In most companies, talent acquisition teams focus on enticing, screening, interviewing, and hiring candidates who fit the traditional definitions of a job applicant. To compete successfully for today’s workforce, however, they must think more creatively about candidates: What about the nontraditional workers who aren’t even on their radars? These might include students, “boomerang” employees—those who return to a company after leaving—and others currently doing part-time or contract work or leading their own one-person start-ups.
Even more important, talent acquisition teams must find ways to attract latent workers—those who are not in the workforce at all, and not actively seeking a traditional job at a traditional employer, but who might return with the right offer and under the right conditions.
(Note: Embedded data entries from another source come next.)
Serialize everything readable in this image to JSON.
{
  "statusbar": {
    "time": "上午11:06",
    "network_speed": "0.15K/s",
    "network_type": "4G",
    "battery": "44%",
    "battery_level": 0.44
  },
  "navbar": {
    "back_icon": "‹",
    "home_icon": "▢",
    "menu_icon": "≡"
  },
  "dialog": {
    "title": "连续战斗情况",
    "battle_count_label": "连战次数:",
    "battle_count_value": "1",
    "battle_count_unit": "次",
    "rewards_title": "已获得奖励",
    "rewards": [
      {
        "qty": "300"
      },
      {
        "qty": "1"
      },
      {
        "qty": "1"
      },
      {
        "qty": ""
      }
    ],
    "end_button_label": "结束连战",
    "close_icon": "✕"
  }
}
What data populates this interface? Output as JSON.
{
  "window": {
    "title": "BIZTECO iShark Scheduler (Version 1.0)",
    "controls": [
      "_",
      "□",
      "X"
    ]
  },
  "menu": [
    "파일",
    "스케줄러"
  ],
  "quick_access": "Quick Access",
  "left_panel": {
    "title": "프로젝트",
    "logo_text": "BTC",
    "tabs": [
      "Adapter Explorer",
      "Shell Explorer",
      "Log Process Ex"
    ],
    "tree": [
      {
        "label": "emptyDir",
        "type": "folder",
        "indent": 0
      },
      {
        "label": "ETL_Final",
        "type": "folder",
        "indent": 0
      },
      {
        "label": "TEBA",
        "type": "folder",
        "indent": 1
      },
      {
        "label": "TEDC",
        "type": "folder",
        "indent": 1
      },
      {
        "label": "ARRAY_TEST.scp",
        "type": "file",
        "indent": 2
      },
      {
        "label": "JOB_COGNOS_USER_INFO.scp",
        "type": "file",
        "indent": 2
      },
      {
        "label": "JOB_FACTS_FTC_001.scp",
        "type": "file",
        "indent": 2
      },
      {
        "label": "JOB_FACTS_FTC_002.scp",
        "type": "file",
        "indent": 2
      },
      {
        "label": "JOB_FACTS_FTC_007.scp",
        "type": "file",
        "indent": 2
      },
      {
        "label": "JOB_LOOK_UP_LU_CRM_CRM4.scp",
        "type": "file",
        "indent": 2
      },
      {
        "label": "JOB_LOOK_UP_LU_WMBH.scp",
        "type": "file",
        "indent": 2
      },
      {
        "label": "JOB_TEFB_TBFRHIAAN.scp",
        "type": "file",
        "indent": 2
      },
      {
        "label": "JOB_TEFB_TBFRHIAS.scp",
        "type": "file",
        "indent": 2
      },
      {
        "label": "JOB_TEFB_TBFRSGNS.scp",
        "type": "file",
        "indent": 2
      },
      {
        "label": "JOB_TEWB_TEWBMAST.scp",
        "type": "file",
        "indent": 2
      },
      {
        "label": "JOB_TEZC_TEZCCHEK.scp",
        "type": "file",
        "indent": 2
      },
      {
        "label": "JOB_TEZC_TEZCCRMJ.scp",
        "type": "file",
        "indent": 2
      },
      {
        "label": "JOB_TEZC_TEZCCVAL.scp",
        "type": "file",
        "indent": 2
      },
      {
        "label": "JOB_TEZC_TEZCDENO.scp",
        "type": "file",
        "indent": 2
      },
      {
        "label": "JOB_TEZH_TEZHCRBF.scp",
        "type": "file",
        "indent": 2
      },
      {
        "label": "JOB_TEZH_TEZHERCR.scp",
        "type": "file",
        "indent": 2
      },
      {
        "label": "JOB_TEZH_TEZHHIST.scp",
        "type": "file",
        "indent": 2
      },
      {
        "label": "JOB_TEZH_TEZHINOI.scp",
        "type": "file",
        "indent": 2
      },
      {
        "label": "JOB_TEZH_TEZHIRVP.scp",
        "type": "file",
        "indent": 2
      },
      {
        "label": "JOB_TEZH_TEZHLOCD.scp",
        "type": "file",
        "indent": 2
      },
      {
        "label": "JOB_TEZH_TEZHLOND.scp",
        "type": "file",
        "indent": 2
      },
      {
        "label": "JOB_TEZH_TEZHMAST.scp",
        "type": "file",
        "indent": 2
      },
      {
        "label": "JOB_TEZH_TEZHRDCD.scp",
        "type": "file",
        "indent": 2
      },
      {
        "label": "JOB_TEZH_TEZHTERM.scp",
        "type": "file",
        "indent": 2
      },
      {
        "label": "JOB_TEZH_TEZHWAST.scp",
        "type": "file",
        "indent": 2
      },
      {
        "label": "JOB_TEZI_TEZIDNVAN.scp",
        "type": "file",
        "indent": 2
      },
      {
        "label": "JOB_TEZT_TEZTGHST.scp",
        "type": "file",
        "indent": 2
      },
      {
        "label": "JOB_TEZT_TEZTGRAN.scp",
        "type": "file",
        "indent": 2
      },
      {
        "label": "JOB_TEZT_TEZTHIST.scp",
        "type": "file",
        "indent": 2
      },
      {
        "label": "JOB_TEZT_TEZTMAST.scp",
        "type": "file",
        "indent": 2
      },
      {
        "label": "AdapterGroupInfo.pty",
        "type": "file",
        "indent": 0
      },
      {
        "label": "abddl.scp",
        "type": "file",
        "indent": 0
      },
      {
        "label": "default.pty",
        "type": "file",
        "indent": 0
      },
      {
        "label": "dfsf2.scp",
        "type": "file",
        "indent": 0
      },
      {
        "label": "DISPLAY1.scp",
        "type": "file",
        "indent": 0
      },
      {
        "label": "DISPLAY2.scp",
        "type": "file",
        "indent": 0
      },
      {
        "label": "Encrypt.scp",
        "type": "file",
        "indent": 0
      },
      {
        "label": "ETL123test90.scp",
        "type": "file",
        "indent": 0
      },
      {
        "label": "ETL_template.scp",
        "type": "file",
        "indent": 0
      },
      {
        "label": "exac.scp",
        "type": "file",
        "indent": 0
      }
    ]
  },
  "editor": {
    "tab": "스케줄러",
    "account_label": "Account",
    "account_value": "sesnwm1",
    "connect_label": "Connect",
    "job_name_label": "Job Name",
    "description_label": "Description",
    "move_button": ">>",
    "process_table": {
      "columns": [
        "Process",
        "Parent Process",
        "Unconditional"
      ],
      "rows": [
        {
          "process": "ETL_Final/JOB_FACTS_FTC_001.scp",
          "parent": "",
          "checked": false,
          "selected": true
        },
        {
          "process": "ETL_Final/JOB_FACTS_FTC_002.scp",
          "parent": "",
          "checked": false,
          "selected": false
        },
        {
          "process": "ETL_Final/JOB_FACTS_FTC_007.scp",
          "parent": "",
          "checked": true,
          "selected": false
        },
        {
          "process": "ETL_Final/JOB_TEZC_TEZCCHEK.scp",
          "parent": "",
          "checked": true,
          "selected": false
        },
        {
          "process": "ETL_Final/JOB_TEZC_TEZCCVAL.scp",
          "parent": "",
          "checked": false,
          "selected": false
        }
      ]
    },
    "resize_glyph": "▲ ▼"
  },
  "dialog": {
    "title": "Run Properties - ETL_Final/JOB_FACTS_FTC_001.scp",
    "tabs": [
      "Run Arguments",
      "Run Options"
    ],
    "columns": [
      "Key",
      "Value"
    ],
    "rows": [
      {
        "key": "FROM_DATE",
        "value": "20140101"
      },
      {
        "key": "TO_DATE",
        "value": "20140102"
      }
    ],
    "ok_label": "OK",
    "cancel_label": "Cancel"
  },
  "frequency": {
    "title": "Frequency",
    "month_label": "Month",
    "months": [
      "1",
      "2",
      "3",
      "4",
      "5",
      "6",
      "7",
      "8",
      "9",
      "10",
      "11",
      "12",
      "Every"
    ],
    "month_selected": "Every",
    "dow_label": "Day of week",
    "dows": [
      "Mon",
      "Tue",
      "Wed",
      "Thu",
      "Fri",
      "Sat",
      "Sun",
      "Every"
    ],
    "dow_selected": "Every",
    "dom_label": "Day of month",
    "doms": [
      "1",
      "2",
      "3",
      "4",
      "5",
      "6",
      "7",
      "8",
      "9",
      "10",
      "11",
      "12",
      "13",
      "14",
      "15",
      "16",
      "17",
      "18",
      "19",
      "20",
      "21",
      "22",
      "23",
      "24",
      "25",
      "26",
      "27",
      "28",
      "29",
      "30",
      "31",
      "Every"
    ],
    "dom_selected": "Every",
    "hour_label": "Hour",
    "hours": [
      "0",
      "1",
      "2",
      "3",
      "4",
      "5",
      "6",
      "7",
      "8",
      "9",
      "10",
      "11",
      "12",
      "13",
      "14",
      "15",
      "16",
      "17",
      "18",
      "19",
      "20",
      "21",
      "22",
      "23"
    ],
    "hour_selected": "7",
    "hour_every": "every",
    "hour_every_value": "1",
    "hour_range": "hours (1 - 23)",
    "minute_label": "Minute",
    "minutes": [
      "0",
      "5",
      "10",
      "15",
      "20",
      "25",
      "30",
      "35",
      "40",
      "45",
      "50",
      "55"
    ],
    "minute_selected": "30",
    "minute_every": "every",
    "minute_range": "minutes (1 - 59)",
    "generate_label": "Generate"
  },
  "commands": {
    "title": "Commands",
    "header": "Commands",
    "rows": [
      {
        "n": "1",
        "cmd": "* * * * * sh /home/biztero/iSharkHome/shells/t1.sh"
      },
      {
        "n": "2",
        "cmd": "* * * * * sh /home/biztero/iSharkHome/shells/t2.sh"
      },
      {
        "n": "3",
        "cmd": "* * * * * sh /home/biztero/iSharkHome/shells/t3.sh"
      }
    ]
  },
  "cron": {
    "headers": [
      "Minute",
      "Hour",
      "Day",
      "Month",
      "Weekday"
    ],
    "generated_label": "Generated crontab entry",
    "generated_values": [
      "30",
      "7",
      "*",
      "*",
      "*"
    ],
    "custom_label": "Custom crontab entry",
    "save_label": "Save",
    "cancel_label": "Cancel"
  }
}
Maybe they are burned out and on an indefinite break. Maybe they left the workforce during the pandemic to take care of their kids but are considering a return now that schools are getting back to normal schedules. Based on our conservative calculations, this untapped source of labor could be as many as 23 million people.4
It is incumbent upon talent acquisition teams to identify and woo these potential candidates—and to do so quickly. The longer these workers are sidelined, the more training they will need to get back up to speed with certain skills (Exhibit 4).
To reach nontraditional workers, companies must actively lower the barriers to entry and rethink requirements for certain roles. For example, do candidates really need an advanced degree to fill a critical role, or will a certificate of specialization or an apprenticeship suffice? Consider one possible cohort of nontraditional workers: those who have had run-ins with the law. Many states now have “ban the box” policies that require companies to remove any questions about convictions or arrest records from job applications and to delay background checks until later in the hiring process.5 For some companies, this change—along with the existence of organizations such as Homeboy Industries, which provides placement services and support for former gang members looking to reenter the workforce—could help them access nontraditional talent.
To reach latent workers, companies must be willing to change their approaches to hiring. Instead of using the same old online hiring platforms and keeping their searches local, talent acquisition teams should think creatively about their referral programs—for instance, launching a personalized “phone two friends” campaign, asking existing employees to recruit within their networks—and acknowledge that the best candidates may be outside the immediate radius of the company’s headquarters.
Even before doing any outreach, employers should consider the critical skills that the company requires and determine the universe of potential candidates inside and outside the company who possess these skills. Is that universe shrinking or growing—now, and five years from now? How many tasks could be automated? One financial institution performed such an analysis and realized that salespeople were spending the bulk of their days processing orders and managing documents rather than pursuing actual sales.6 With this information in hand, business leaders could redefine and reassign roles in a way that would not only be more meaningful and manageable for overworked employees but also create more value for the company.
The new competition for talent is not just about employers competing with one another to find the best workers; it’s about employers acknowledging the many choices that today’s workers have and finding effective ways to compete against all those options. The old playbooks won’t work. Even for those companies that end up figuring out how to bring some people back, there will be inevitable setbacks (and further waves of attrition) if they can’t figure out how to retain those workers.
By following the principles offered here, however, companies can start to build a true capability in attraction and retention, transform themselves into destination workplaces, and meet the ever-changing needs of this and next-generation workforces.